Animals will roar at you in fright for the same reason. They may not be summoning anyone with pointy teeth, but they are trying to intimidate you.


Having answered the question of why we scream, Clive the flying Ostrich was moved to ask a
follow-up question:

I've often wondered where 'Ow!' comes from.

I remember hearing a next door neighbour's child, who must have been about 3 at the time, bump his head and, after looking puzzled about what was different (ie, the pain in his head), reached up and meekly said 'ow!' I suspect it must be learnt behaviour, but can anyone confirm this?

Well, the first thing to establish is, in the words of Ste:

Do different cultures with different languages say the same 'ow' noise?

And this is where things got a little more exciting. In the interest of scientific research, Whisky volunteered to:

...go and thump one of my French colleagues...

And the results of this vital and selfless piece of research?

They go 'Hey!' and thump you back!2

So, as Whisky tended to his rapidly developing black-eye, it was left to less-belligerent Researchers to provide some answers.

Spanish for 'ow!' is usually 'ai!'.
The French people i know all say 'Aii!' and in fact, after having lived here a few years, I quite often say 'Aii!' myself, so I suppose it must be partly learned/imitative behaviour.
Terri & Yoda

And why should these differences exist?

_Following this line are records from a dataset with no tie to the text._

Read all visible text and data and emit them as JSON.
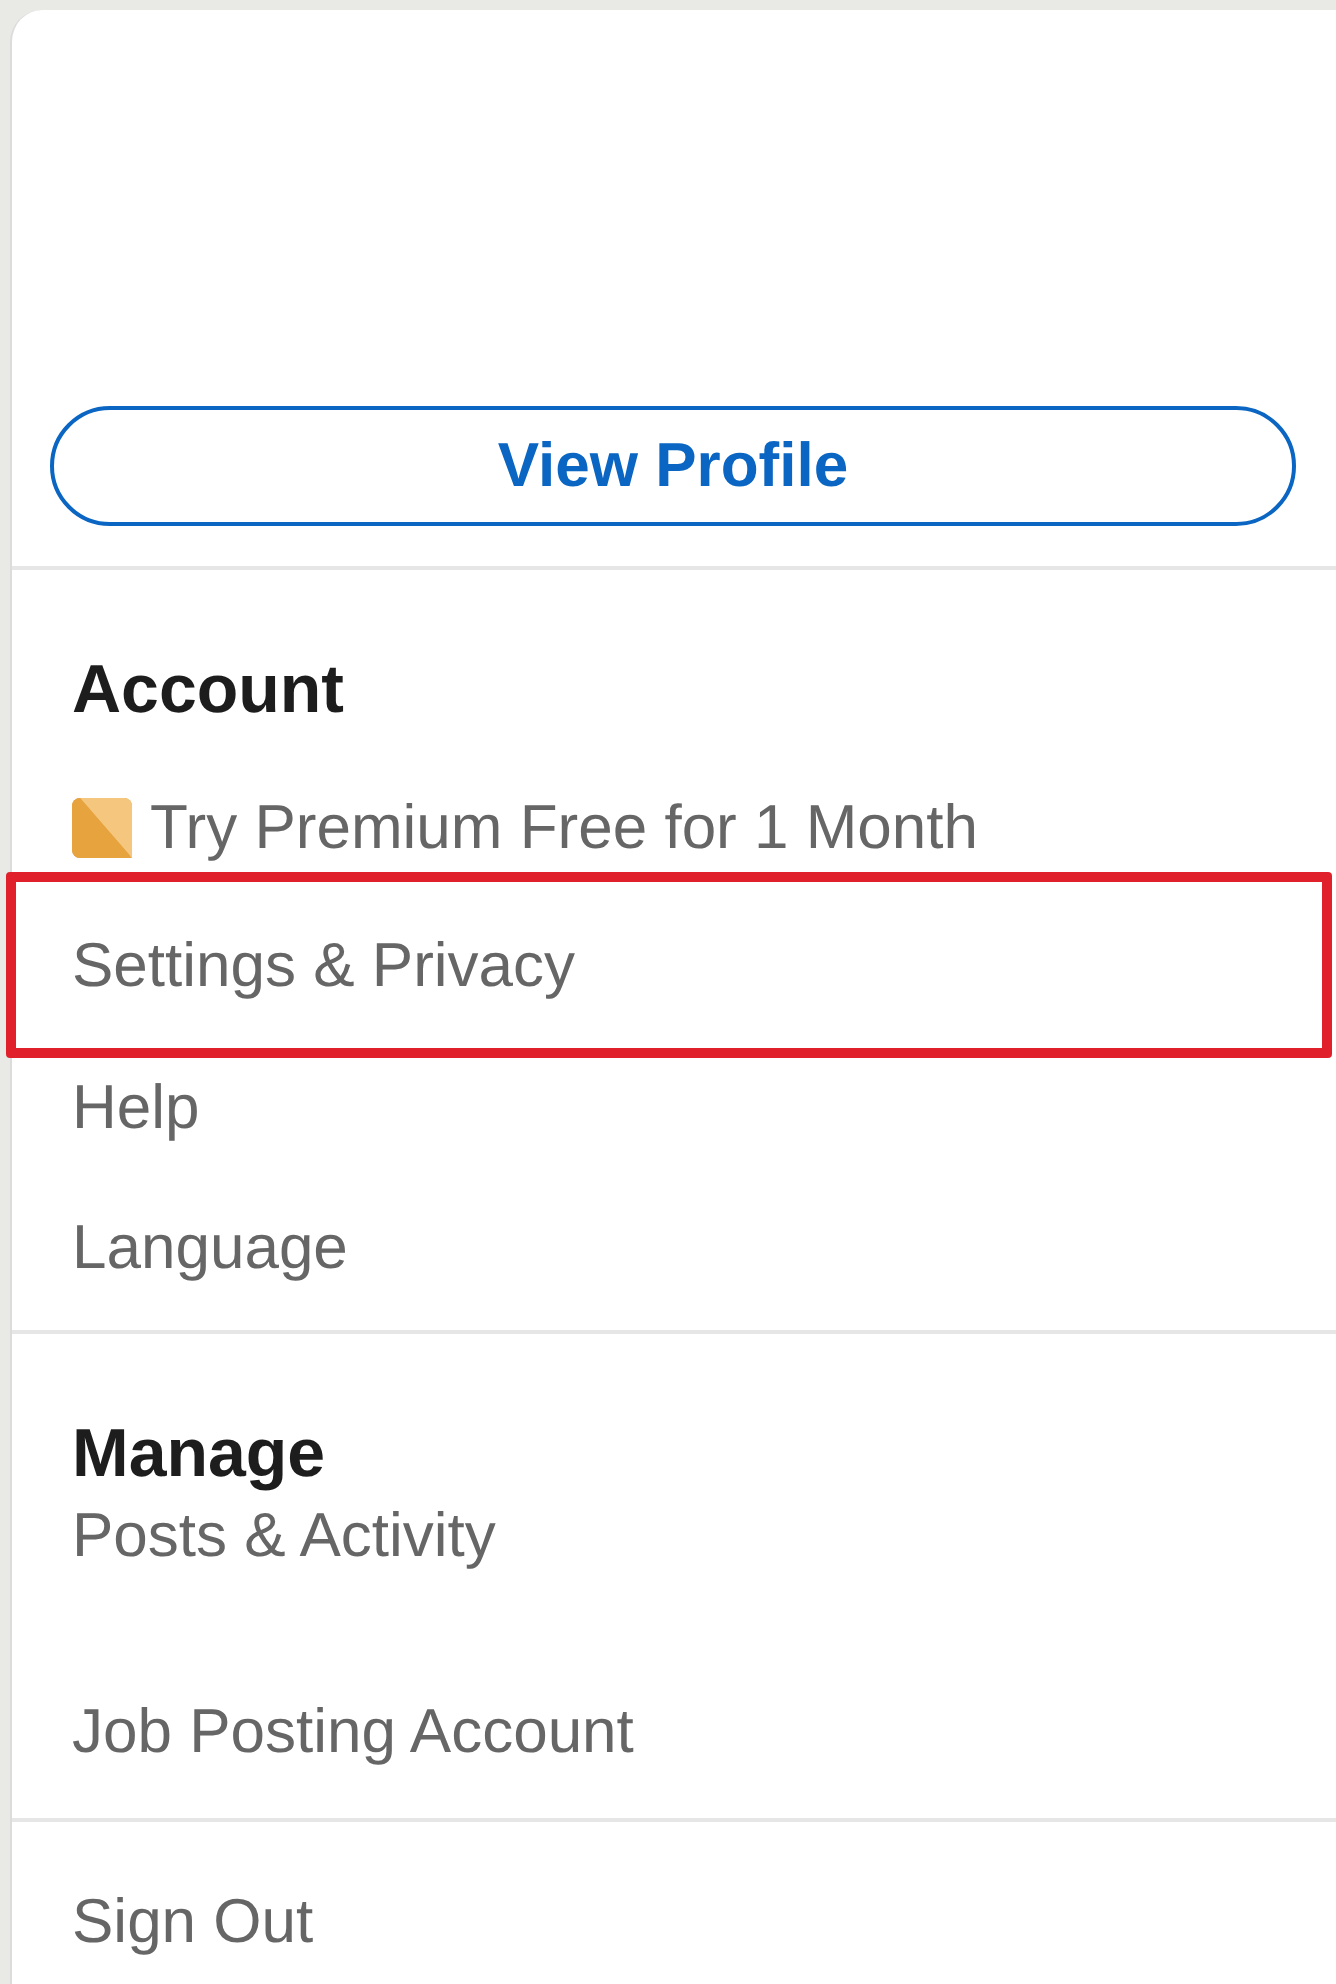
{
  "profile_button": {
    "label": "View Profile"
  },
  "sections": [
    {
      "heading": "Account",
      "kind": "account",
      "items": [
        {
          "label": "Try Premium Free for 1 Month",
          "kind": "premium",
          "highlighted": false
        },
        {
          "label": "Settings & Privacy",
          "kind": "plain",
          "highlighted": true
        },
        {
          "label": "Help",
          "kind": "plain",
          "highlighted": false
        },
        {
          "label": "Language",
          "kind": "plain",
          "highlighted": false
        }
      ]
    },
    {
      "heading": "Manage",
      "kind": "manage",
      "items": [
        {
          "label": "Posts & Activity",
          "kind": "plain",
          "highlighted": false
        },
        {
          "label": "Job Posting Account",
          "kind": "plain",
          "highlighted": false
        }
      ]
    }
  ],
  "sign_out": {
    "label": "Sign Out"
  }
}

Teasswill had this explanation:

Isn't the vowel sound produced on receiving an injury related to the involuntary intake of breath that accompanies it? Dependent on the native language and common vocal patterns, the sound will be slightly different.

So know you know why we scream, and why speakers of French, Spanish and English respond to minor injury in slightly different ways. Just don't try it out for yourself...


This article was based on a conversation at the SEx forum — where science is explained.

Why not pop over with your own questions? The pick of the bunch will feature in The Post's next

SEx Education rchive

Danny B.

Front Page 03.05.07

Back Issue Page

1Bob Stafford suggested that 'it would mess up
the scripts of the B movies if we did not', which is true, but not terribly helpful...
2smiley - **NOTE TO SELF** Next time, pick a smaller Frenchman...

Bookmark on your Personal Space

Conversations About This Entry

There are no Conversations for this Entry



Infinite Improbability Drive

Infinite Improbability Drive

Read a random Edited Entry


h2g2 is created by h2g2's users, who are members of the public. The views expressed are theirs and unless specifically stated are not those of the Not Panicking Ltd. Unlike Edited Entries, Entries have not been checked by an Editor. If you consider any Entry to be in breach of the site's House Rules, please register a complaint. For any other comments, please visit the Feedback page.

Write an Entry

"The Hitchhiker's Guide to the Galaxy is a wholly remarkable book. It has been compiled and recompiled many times and under many different editorships. It contains contributions from countless numbers of travellers and researchers."

Write an entry
Read more